Qatar’s Al-Jazeera professes support for terrorism, militias
Qatar has declared its support for terrorism and militias through its media arm, Al-Jazeera. In order to achieve this goal, Al-Jazeera has dedicated a program called "Symbols" to glorify some public terrorist figures responsible for causing the destruction of Arab countries such as Syria and Iraq. "Symbols" presents daily half-hour stories about the lives of “mujahideen” in a cartoon format.
The first episode of "Symbols" spoke about terrorist Quds Force commander Qassem Soleimani, who was killed in a US strike near Baghdad Airport on January 3. Al-Jazeera described him as a martyr and mujahid for the sake of God, saying that he was a soldier who devoted his life to serving Islam, even though he was classified as an international terrorist.
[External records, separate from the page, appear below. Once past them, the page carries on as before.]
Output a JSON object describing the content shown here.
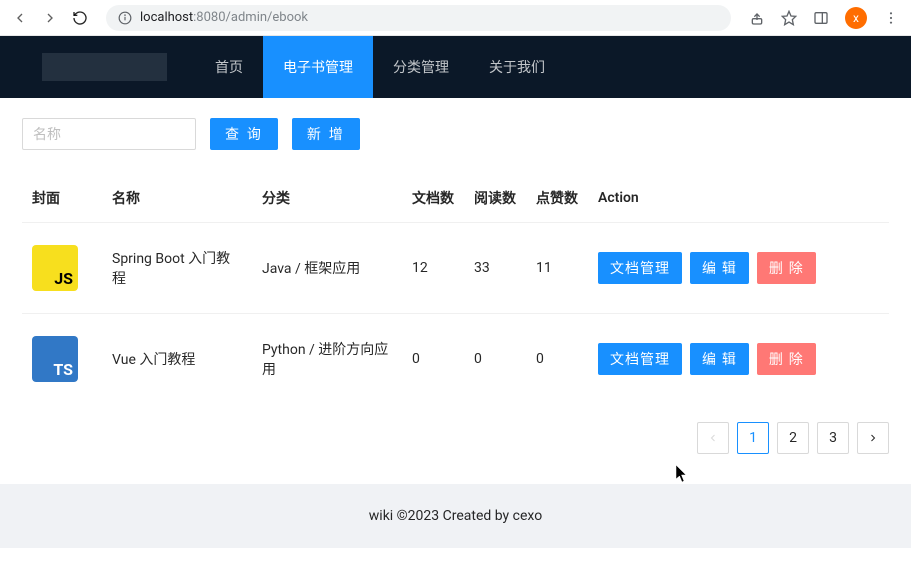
{
  "browser": {
    "url_host": "localhost",
    "url_port": ":8080",
    "url_path": "/admin/ebook",
    "avatar_letter": "x"
  },
  "nav": {
    "items": [
      {
        "label": "首页",
        "active": false
      },
      {
        "label": "电子书管理",
        "active": true
      },
      {
        "label": "分类管理",
        "active": false
      },
      {
        "label": "关于我们",
        "active": false
      }
    ]
  },
  "filters": {
    "name_placeholder": "名称",
    "search_label": "查 询",
    "add_label": "新 增"
  },
  "table": {
    "headers": {
      "cover": "封面",
      "name": "名称",
      "category": "分类",
      "docs": "文档数",
      "reads": "阅读数",
      "likes": "点赞数",
      "action": "Action"
    },
    "rows": [
      {
        "cover_type": "js",
        "cover_text": "JS",
        "name": "Spring Boot 入门教程",
        "category": "Java / 框架应用",
        "docs": "12",
        "reads": "33",
        "likes": "11"
      },
      {
        "cover_type": "ts",
        "cover_text": "TS",
        "name": "Vue 入门教程",
        "category": "Python / 进阶方向应用",
        "docs": "0",
        "reads": "0",
        "likes": "0"
      }
    ],
    "actions": {
      "doc_manage": "文档管理",
      "edit": "编 辑",
      "delete": "删 除"
    }
  },
  "pagination": {
    "pages": [
      "1",
      "2",
      "3"
    ],
    "current": "1"
  },
  "footer": {
    "text": "wiki ©2023 Created by cexo"
  }
}
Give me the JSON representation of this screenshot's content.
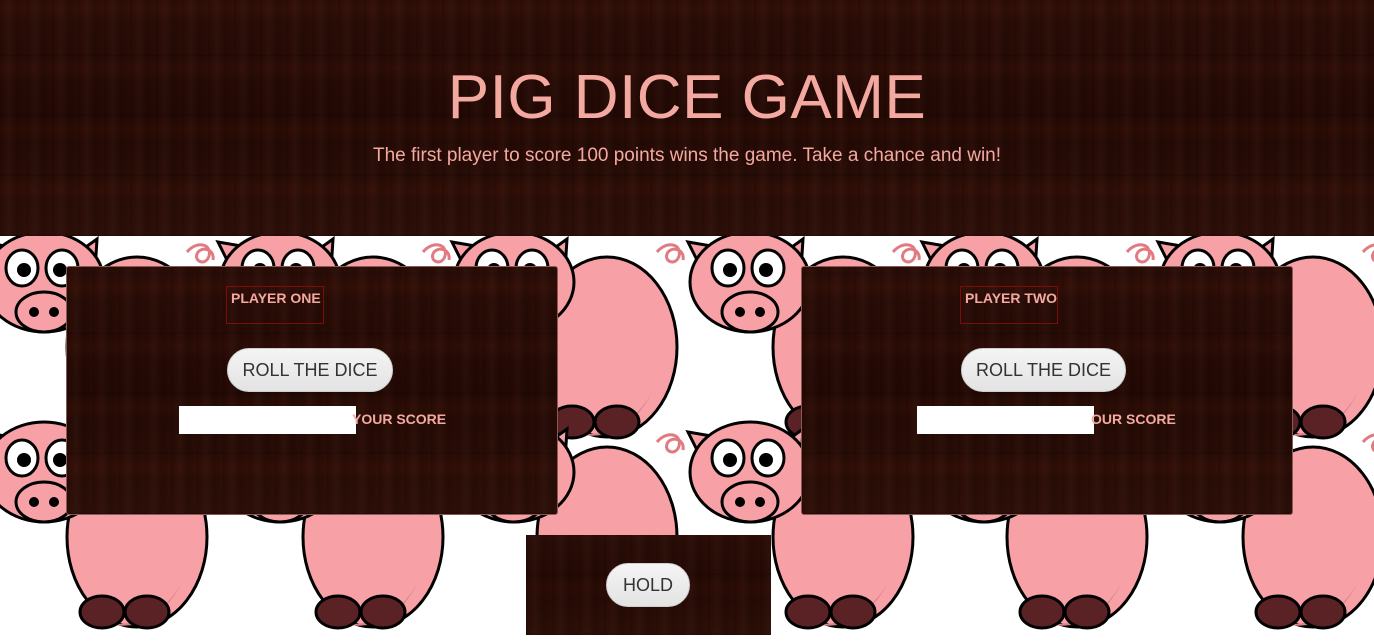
{
  "header": {
    "title": "PIG DICE GAME",
    "subtitle": "The first player to score 100 points wins the game. Take a chance and win!"
  },
  "player_one": {
    "name": "PLAYER ONE",
    "roll_label": "ROLL THE DICE",
    "score_value": "",
    "score_label": "YOUR SCORE"
  },
  "player_two": {
    "name": "PLAYER TWO",
    "roll_label": "ROLL THE DICE",
    "score_value": "",
    "score_label": "OUR SCORE"
  },
  "hold": {
    "label": "HOLD"
  },
  "colors": {
    "accent_text": "#f4a9a0",
    "panel_wood": "#2a0c06",
    "pig_pink": "#f7a1a6"
  },
  "background_pattern_icon": "pig-icon"
}
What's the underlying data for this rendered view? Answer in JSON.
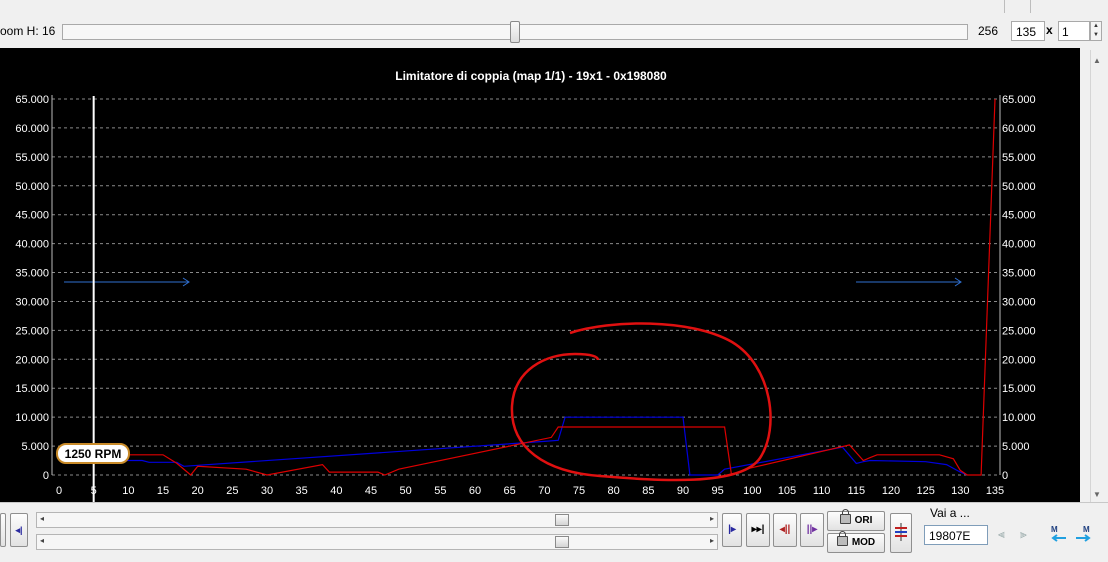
{
  "zoom": {
    "label": "oom H: 16",
    "max": "256",
    "value": "135",
    "x_symbol": "x",
    "multiplier": "1",
    "slider_position": 0.5
  },
  "chart_data": {
    "type": "line",
    "title": "Limitatore di coppia (map 1/1) - 19x1 - 0x198080",
    "xlim": [
      0,
      135
    ],
    "ylim": [
      0,
      65000
    ],
    "x_ticks": [
      "0",
      "5",
      "10",
      "15",
      "20",
      "25",
      "30",
      "35",
      "40",
      "45",
      "50",
      "55",
      "60",
      "65",
      "70",
      "75",
      "80",
      "85",
      "90",
      "95",
      "100",
      "105",
      "110",
      "115",
      "120",
      "125",
      "130",
      "135"
    ],
    "y_ticks": [
      "0",
      "5.000",
      "10.000",
      "15.000",
      "20.000",
      "25.000",
      "30.000",
      "35.000",
      "40.000",
      "45.000",
      "50.000",
      "55.000",
      "60.000",
      "65.000"
    ],
    "grid": true,
    "cursor": {
      "x": 5,
      "label": "1250 RPM"
    },
    "series": [
      {
        "color": "#0000dd",
        "points": [
          [
            0,
            2500
          ],
          [
            12,
            2500
          ],
          [
            13,
            2200
          ],
          [
            17,
            2200
          ],
          [
            18,
            1500
          ],
          [
            70,
            5800
          ],
          [
            72,
            6000
          ],
          [
            73,
            10000
          ],
          [
            90,
            10000
          ],
          [
            91,
            0
          ],
          [
            95,
            0
          ],
          [
            96,
            1000
          ],
          [
            113,
            4800
          ],
          [
            115,
            2000
          ],
          [
            116,
            2300
          ],
          [
            117,
            2500
          ],
          [
            125,
            2300
          ],
          [
            128,
            1800
          ],
          [
            130,
            500
          ],
          [
            131,
            0
          ]
        ]
      },
      {
        "color": "#dd0000",
        "points": [
          [
            0,
            3500
          ],
          [
            15,
            3500
          ],
          [
            17,
            2000
          ],
          [
            19,
            0
          ],
          [
            20,
            1500
          ],
          [
            27,
            1000
          ],
          [
            30,
            0
          ],
          [
            38,
            1800
          ],
          [
            39,
            500
          ],
          [
            46,
            500
          ],
          [
            47,
            0
          ],
          [
            49,
            1000
          ],
          [
            71,
            6500
          ],
          [
            72,
            8300
          ],
          [
            96,
            8300
          ],
          [
            97,
            0
          ],
          [
            99,
            1000
          ],
          [
            114,
            5200
          ],
          [
            116,
            2500
          ],
          [
            117,
            3000
          ],
          [
            118,
            3500
          ],
          [
            127,
            3500
          ],
          [
            129,
            2800
          ],
          [
            130,
            800
          ],
          [
            131,
            0
          ],
          [
            133,
            0
          ],
          [
            135,
            65000
          ]
        ]
      }
    ]
  },
  "toolbar": {
    "ori_label": "ORI",
    "mod_label": "MOD",
    "goto_label": "Vai a ...",
    "address": "19807E"
  }
}
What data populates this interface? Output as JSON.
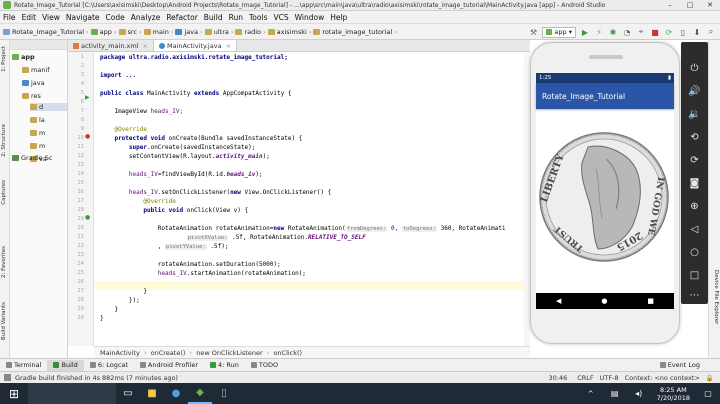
{
  "window": {
    "title": "Rotate_Image_Tutorial [C:\\Users\\axisimski\\Desktop\\Android Projects\\Rotate_Image_Tutorial] - ...\\app\\src\\main\\java\\ultra\\radio\\axisimski\\rotate_image_tutorial\\MainActivity.java [app] - Android Studio"
  },
  "menu": [
    "File",
    "Edit",
    "View",
    "Navigate",
    "Code",
    "Analyze",
    "Refactor",
    "Build",
    "Run",
    "Tools",
    "VCS",
    "Window",
    "Help"
  ],
  "breadcrumbs": [
    "Rotate_Image_Tutorial",
    "app",
    "src",
    "main",
    "java",
    "ultra",
    "radio",
    "axisimski",
    "rotate_image_tutorial"
  ],
  "toolbar": {
    "device": "app"
  },
  "left_tabs": {
    "project": "1: Project",
    "structure": "2: Structure",
    "captures": "Captures",
    "favorites": "2: Favorites",
    "build_variants": "Build Variants"
  },
  "right_tabs": {
    "device_file_explorer": "Device File Explorer"
  },
  "project_tree": [
    {
      "label": "app",
      "depth": 0
    },
    {
      "label": "manif",
      "depth": 1
    },
    {
      "label": "java",
      "depth": 1
    },
    {
      "label": "res",
      "depth": 1
    },
    {
      "label": "d",
      "depth": 2
    },
    {
      "label": "la",
      "depth": 2
    },
    {
      "label": "m",
      "depth": 2
    },
    {
      "label": "m",
      "depth": 2
    },
    {
      "label": "va",
      "depth": 2
    },
    {
      "label": "Gradle Sc",
      "depth": 0
    }
  ],
  "editor_tabs": [
    {
      "label": "activity_main.xml",
      "active": false
    },
    {
      "label": "MainActivity.java",
      "active": true
    }
  ],
  "line_numbers": [
    "1",
    "2",
    "3",
    "4",
    "5",
    "6",
    "7",
    "8",
    "9",
    "10",
    "11",
    "12",
    "13",
    "14",
    "15",
    "16",
    "17",
    "18",
    "19",
    "20",
    "21",
    "22",
    "23",
    "24",
    "25",
    "26",
    "27",
    "28",
    "29",
    "30"
  ],
  "code": {
    "l1": "package ultra.radio.axisimski.rotate_image_tutorial;",
    "l3": "import ...",
    "l5a": "public class ",
    "l5b": "MainActivity ",
    "l5c": "extends ",
    "l5d": "AppCompatActivity {",
    "l7a": "ImageView ",
    "l7b": "heads_IV;",
    "l9": "@Override",
    "l10a": "protected void ",
    "l10b": "onCreate(Bundle savedInstanceState) {",
    "l11a": "super",
    "l11b": ".onCreate(savedInstanceState);",
    "l12a": "setContentView(R.layout.",
    "l12b": "activity_main",
    "l12c": ");",
    "l14a": "heads_IV",
    "l14b": "=findViewById(R.id.",
    "l14c": "heads_iv",
    "l14d": ");",
    "l16a": "heads_IV",
    "l16b": ".setOnClickListener(",
    "l16c": "new ",
    "l16d": "View.OnClickListener() {",
    "l17": "@Override",
    "l18a": "public void ",
    "l18b": "onClick(View v) {",
    "l20a": "RotateAnimation rotateAnimation=",
    "l20b": "new ",
    "l20c": "RotateAnimation(",
    "h_from": "fromDegrees:",
    "l20d": "0, ",
    "h_to": "toDegrees:",
    "l20e": "360, RotateAnimati",
    "h_pivotx": "pivotXValue:",
    "l21a": ".5f, RotateAnimation.",
    "l21b": "RELATIVE_TO_SELF",
    "l22a": ", ",
    "h_pivoty": "pivotYValue:",
    "l22b": ".5f);",
    "l24": "rotateAnimation.setDuration(5000);",
    "l25a": "heads_IV",
    "l25b": ".startAnimation(rotateAnimation);",
    "l27": "}",
    "l28": "});",
    "l29": "}",
    "l30": "}"
  },
  "editor_breadcrumb": [
    "MainActivity",
    "onCreate()",
    "new OnClickListener",
    "onClick()"
  ],
  "bottom_tabs": [
    "Terminal",
    "Build",
    "6: Logcat",
    "Android Profiler",
    "4: Run",
    "TODO"
  ],
  "bottom_right_tabs": [
    "Event Log"
  ],
  "status": {
    "message": "Gradle build finished in 4s 882ms (7 minutes ago)",
    "position": "30:46",
    "line_sep": "CRLF",
    "encoding": "UTF-8",
    "context": "Context: <no context>"
  },
  "phone": {
    "time": "1:25",
    "app_title": "Rotate_Image_Tutorial"
  },
  "coin": {
    "words": [
      "IN GOD WE",
      "TRUST",
      "LIBERTY",
      "2015"
    ]
  },
  "taskbar": {
    "search": "",
    "time": "8:25 AM",
    "date": "7/20/2018"
  },
  "colors": {
    "app_bar": "#2b56a8",
    "status_bar": "#1a3a72",
    "taskbar": "#1f2a36"
  }
}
It is worth noting that the Doha regime sent Foreign Minister Mohammed bin Abdul Rahman Al Thani to Tehran the day after Soleimani was killed, before Qatari Emir Tamim bin Hamad followed him with a support visit to Tehran a week later, during which he met Iranian Supreme Leader Ali Khamenei and President Hassan Rouhani.
Provoking the Arabs
This episode provoked negative feelings throughout the Arab world, and social media users emphasized that Al-Jazeera is clearly insulting the Arabs and the defenseless victims in Syria and Iraq who were killed by Soleimani and his terrorist militia.
Syrian activist Muhammad Sabra said, "Al-Jazeera is a podcast that has been transformed into a war media branch of the Revolutionary Guard terrorist militia, by glorifying the terrorist criminal Qassem Soleimani who fought children in Syria and Iraq."
Saudi political analyst Fahd Debaji stressed on Twitter that Al-Jazeera is achieving malicious and terrorist goals and projects. Kuwaiti academic Ahmed al-Dhaidi called for Al-Jazeera to "apologize to its viewers for this professional moral failure," asking, "How can a channel glorify a criminal who killed hundreds of thousands of Muslims in Syria, Iraq, and Yemen?"
After broadcasting the first episode of the program, Iran’s Fars news agency celebrated Al-Jazeera for describing Soleimani as a martyr.
Soleimani’s history of bloody crimes
Soleimani was the Iranian regime’s external arm to spread chaos and sabotage in the region. He was the mastermind responsible for suppressing the demonstrators in Iraq and supporting the armed militias there and in Syria, as he issued orders to carry out killings among Iraqi demonstrators during the anti-Tehran protests that started in October 2019.
In 1998, Soleimani assumed the leadership of the Quds Force, which carried out a large part of Iran's bloody policies both at home and abroad, and he had a secret budget not subject to governmental or parliamentary supervision at all, as he was only subject to Khamenei’s orders.
The Quds Force is the tool for Iranian terrorism abroad, and one of its most undeclared functions is to eradicate those it regards as enemies of Iran and to provide support and training to sectarian brigades and militias with absolute loyalty to Iran.
Soleimani also assumed responsibility for Iranian foreign policy in several countries, including Lebanon and Iraq, where many of the cadres at Iranian embassies are selected from among the officers of the Iranian Revolutionary Guard.
A year after assuming the leadership of the Quds Force, Soleimani contributed greatly to the suppression of the student movement opposing Iran and demanding reform in 1999.
With the US invasion of Iraq in 2003, Soleimani was active in interfering with, destabilizing and supporting sectarian groups that owe allegiance to his country and create militias loyal to it.
The United States accused Soleimani in 2008 of training Shiite militias to fight international coalition forces in Iraq.
Soleimani also admitted that Tehran was the one that established the mainly Shiite Popular Mobilization Forces (PMF) in Iraq, confirming the sectarian nature of these militias and their total loyalty to Iran. Since 2012, he had participated in managing the intervention by the Revolutionary Guards, the Lebanese Hezbollah and Iraqi militias in Syria’s battles.